## HOW TO COMPLETE THIS TASK:
Every line below that mentions the word "subtitle" should be copied out.

++++

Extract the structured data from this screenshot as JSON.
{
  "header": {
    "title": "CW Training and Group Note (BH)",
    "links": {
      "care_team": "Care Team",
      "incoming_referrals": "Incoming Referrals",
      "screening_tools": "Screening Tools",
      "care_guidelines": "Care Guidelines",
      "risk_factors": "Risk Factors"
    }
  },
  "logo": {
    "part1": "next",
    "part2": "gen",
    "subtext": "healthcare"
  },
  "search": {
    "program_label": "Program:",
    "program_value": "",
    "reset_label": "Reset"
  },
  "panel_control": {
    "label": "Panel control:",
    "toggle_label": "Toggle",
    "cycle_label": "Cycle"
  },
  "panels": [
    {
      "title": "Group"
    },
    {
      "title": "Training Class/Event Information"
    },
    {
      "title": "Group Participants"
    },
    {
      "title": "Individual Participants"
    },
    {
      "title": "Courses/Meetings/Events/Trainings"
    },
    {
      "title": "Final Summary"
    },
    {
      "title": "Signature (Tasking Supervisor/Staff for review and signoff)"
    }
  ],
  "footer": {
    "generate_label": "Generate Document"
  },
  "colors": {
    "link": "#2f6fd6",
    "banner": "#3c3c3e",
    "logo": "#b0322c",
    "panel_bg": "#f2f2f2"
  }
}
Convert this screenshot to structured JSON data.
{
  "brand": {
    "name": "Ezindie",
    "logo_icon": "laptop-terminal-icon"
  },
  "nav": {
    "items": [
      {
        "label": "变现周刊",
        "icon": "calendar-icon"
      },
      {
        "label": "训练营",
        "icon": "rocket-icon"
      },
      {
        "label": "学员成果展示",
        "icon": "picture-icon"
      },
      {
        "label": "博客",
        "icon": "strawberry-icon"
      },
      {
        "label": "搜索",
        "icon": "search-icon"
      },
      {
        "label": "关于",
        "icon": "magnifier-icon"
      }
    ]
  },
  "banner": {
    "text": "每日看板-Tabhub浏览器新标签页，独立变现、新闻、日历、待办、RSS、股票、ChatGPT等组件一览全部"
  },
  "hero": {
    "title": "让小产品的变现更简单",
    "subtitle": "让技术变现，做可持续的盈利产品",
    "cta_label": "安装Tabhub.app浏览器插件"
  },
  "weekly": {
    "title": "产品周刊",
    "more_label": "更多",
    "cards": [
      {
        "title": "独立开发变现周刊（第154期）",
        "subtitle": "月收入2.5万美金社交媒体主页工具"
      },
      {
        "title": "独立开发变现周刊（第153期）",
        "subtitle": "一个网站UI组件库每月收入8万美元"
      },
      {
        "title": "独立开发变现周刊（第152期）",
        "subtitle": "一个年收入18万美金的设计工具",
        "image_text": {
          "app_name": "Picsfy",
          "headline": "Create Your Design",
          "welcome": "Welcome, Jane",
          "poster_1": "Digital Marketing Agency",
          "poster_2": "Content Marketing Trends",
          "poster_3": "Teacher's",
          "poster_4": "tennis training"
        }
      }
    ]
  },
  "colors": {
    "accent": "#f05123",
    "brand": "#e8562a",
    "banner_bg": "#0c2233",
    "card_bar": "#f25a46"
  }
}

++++

## RESULT OF THIS TASK:
    "subtitle": "让技术变现，做可持续的盈利产品",
        "subtitle": "月收入2.5万美金社交媒体主页工具"
        "subtitle": "一个网站UI组件库每月收入8万美元"
        "subtitle": "一个年收入18万美金的设计工具",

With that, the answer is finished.